But luck was with us and, thanks to the north in the wind, we were able to lay the wicked Grenadiers. From a distance, we could see nothing but open sea. But suddenly there would be an skyward eruption of white as a huge wave crashed into the soldiers. Being washed over the Grenadiers would not be survivable.
There is a channel a couple hundred feet wide between the Grenadiers and La Torture, and the night before some sailors had told us they’d ‘shot the Grenadiers’ in the past. As the three-hour small boat circumnavigation record held by our friend Pompidou was in the back of our mind, we thought about doing a little shooting of our own. Then we recalled the fates of Low Speed Chase and Uncontrollable Urge in similar conditions; the fact that we had no engine in case the rudder broke or the mast tumbled; and our promise to our kids to "not do any more crazy stuff." So we took the Grenadiers to windward, which actually was the safest thing to do. While rounding them wasn’t a problem, we did breathe a deep sigh of relief once we’d left that cauldron behind.

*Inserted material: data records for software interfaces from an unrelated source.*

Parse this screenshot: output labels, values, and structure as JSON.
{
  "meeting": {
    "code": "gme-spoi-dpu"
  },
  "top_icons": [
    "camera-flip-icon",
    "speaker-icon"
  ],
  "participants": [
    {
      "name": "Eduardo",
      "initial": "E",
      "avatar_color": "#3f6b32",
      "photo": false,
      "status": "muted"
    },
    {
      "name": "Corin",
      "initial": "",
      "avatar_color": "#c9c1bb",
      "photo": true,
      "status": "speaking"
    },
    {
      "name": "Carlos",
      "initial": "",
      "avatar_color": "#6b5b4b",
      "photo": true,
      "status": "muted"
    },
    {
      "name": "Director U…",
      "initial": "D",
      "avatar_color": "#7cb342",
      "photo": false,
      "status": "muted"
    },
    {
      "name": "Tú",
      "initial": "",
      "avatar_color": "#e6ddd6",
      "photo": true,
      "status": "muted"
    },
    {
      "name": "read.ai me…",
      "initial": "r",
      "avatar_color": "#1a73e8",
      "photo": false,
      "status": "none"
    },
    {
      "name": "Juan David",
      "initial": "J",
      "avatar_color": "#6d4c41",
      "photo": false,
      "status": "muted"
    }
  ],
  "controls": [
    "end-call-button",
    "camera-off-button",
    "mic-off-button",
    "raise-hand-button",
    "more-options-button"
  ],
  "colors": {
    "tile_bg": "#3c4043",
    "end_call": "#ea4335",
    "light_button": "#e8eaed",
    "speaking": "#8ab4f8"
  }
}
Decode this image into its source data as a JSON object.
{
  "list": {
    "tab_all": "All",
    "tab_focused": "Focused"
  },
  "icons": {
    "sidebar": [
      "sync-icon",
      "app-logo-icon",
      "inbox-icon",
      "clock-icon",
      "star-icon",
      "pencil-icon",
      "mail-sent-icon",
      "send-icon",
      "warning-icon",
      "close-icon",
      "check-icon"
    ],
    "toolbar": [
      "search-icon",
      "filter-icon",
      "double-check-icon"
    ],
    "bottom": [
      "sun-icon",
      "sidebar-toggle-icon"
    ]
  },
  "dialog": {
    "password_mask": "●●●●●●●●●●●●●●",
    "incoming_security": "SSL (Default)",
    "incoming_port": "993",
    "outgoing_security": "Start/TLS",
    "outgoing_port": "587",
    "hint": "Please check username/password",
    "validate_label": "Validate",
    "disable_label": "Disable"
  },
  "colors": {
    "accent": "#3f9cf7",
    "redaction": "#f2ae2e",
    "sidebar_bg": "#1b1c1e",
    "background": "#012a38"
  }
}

After rounding Pt. Toiny in huge seas — which was bringing endless pleasure to the surfers — we negotiated the lee of the island in the setting sun. After some flukey conditions, we beat into Gustavia anchorage, where we got a "Looking good!" from Jim and Debbie Gregory on the Pt. Richmond-based Schumacher 50 Morpheus. Minutes later, we crossed the ‘finish line’ seven minutes shy of three hours, with a Zen-like sense of peaceful satisfaction. Even de Mallorca seemed happy to see us, as we wouldn’t be late to her social obligations.
A few days later we set out in very light winds in search of a second counterclockwise circumnavigation. We didn’t even make to Isla Coco, a fifth of the way. The winds were too light and the current too strong. But as we were Zen sailing, we felt no sense of disappointment. Besides, as Meatloaf once sang, "Two out of three ain’t bad." And we still have quite a bit of time in which to complete eight more times around.
Setting arbitrary sailing goals, no matter how humble they might be, and going after them. It’s something we highly recommend.